> EXERCISE BRIEF: From the entries below, copy every line that holds the word "this".

> DATA RECORDS:

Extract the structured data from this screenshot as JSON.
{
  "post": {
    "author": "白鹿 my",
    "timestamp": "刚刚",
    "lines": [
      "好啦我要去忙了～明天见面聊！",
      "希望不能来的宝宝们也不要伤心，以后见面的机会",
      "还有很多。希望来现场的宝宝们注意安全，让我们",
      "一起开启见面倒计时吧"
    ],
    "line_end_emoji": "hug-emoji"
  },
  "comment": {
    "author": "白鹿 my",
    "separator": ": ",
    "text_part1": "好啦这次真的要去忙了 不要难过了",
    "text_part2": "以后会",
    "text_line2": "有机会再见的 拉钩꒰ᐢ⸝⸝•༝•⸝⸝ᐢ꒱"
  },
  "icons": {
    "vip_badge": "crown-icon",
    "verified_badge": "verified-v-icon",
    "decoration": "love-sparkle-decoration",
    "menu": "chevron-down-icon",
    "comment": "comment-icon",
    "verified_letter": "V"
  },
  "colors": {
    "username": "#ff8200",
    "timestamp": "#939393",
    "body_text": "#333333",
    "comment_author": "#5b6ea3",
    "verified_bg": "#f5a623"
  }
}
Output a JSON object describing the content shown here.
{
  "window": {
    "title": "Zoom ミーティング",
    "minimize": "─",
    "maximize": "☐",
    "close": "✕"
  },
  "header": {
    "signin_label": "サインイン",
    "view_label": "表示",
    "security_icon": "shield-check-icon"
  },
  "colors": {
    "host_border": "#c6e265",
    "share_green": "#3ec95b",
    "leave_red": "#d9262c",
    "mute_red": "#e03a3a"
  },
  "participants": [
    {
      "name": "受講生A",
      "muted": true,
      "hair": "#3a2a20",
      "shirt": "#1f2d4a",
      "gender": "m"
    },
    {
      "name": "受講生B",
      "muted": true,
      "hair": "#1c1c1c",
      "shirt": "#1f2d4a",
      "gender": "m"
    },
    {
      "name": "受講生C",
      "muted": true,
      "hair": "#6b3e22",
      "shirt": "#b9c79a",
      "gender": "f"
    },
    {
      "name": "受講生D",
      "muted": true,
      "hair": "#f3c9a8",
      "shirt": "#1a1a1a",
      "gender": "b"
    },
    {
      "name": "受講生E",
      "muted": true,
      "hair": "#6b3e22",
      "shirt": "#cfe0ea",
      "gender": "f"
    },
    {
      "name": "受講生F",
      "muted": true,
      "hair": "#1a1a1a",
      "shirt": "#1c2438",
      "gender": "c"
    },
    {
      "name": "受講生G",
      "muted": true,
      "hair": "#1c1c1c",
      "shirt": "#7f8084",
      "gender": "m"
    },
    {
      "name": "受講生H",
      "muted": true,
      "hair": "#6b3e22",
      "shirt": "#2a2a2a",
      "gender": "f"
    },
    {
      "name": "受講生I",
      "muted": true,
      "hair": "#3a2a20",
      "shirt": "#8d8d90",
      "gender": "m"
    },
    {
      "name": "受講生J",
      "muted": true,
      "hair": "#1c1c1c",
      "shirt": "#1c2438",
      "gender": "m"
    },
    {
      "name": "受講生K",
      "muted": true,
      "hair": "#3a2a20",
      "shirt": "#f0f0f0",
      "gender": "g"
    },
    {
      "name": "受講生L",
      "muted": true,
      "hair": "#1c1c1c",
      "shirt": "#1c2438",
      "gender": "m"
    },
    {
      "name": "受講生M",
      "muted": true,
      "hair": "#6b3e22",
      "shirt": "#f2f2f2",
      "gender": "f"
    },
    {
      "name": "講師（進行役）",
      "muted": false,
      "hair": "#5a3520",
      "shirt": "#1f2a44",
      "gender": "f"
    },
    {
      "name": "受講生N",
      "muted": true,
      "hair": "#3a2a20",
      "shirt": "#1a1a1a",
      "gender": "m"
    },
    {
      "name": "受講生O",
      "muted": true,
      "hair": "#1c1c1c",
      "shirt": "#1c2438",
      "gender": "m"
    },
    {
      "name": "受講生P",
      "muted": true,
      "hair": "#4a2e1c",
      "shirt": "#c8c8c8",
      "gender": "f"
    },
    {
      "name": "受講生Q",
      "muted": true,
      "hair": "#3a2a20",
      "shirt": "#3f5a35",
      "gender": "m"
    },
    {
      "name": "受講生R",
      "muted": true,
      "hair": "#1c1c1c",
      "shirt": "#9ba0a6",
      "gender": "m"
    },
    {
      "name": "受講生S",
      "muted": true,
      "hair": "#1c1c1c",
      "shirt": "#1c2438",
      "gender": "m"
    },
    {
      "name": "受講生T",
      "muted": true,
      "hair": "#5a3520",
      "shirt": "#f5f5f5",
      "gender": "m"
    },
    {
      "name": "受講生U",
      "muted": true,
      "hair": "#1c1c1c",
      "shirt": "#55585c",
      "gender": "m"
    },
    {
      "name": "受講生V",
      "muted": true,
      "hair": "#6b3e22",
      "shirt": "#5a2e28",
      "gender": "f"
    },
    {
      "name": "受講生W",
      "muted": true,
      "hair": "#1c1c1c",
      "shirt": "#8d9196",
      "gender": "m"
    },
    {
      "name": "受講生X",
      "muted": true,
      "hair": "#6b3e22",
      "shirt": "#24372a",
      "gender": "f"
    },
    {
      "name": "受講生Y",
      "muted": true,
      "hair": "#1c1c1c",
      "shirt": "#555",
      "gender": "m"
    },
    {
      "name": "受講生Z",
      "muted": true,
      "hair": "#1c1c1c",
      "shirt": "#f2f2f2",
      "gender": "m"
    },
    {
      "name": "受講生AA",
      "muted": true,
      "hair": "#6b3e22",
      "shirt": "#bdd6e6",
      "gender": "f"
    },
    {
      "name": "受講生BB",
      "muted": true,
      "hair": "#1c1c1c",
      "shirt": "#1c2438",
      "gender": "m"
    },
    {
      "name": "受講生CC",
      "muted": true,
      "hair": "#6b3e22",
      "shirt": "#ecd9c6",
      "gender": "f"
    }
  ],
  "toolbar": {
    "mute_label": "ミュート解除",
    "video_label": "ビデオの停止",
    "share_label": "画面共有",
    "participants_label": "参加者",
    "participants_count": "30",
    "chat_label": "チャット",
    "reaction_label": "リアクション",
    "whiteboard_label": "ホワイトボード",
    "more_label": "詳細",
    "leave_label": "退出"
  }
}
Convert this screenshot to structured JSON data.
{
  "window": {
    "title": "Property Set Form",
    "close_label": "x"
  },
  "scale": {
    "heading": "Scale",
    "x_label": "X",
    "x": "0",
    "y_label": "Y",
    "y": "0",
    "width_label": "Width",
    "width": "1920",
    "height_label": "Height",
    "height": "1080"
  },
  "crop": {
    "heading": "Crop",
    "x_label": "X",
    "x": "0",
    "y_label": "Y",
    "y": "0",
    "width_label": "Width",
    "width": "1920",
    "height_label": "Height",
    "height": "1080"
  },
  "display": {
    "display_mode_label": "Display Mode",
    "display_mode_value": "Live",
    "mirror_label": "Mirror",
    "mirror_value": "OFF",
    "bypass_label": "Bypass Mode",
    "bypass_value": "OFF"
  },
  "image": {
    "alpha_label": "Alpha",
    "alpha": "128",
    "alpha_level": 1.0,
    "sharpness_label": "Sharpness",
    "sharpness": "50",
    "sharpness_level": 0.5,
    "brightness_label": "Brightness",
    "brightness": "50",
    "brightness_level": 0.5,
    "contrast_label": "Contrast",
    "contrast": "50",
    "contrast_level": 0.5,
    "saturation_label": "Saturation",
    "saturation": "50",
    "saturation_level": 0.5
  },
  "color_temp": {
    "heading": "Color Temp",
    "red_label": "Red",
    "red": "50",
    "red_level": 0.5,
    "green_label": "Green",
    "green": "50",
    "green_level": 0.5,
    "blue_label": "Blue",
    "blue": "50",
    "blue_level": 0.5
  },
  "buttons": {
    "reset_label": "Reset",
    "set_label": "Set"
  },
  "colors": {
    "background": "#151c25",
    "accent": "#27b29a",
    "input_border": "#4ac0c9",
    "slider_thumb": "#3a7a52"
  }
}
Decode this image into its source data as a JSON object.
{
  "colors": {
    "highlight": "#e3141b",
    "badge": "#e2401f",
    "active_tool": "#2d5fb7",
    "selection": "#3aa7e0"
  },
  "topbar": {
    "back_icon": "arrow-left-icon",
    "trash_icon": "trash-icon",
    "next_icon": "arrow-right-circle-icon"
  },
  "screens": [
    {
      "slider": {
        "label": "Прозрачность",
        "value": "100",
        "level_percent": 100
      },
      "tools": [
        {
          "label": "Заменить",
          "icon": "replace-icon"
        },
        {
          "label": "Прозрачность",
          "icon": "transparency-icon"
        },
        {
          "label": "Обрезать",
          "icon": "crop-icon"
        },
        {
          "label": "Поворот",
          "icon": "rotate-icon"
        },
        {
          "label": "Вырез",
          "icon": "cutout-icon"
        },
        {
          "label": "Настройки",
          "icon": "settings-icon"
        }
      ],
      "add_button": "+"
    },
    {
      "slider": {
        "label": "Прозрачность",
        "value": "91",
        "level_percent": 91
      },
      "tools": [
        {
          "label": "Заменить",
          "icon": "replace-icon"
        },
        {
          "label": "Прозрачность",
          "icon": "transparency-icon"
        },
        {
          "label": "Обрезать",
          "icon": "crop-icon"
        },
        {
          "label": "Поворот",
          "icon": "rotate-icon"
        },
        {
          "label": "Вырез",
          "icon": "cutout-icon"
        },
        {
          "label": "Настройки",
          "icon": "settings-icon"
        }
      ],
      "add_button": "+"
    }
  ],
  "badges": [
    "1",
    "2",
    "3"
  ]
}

> ANSWER FOR THE TASK:
Extract the structured data from this screenshot as JSON.
Convert this screenshot to structured JSON data.
Decode this image into its source data as a JSON object.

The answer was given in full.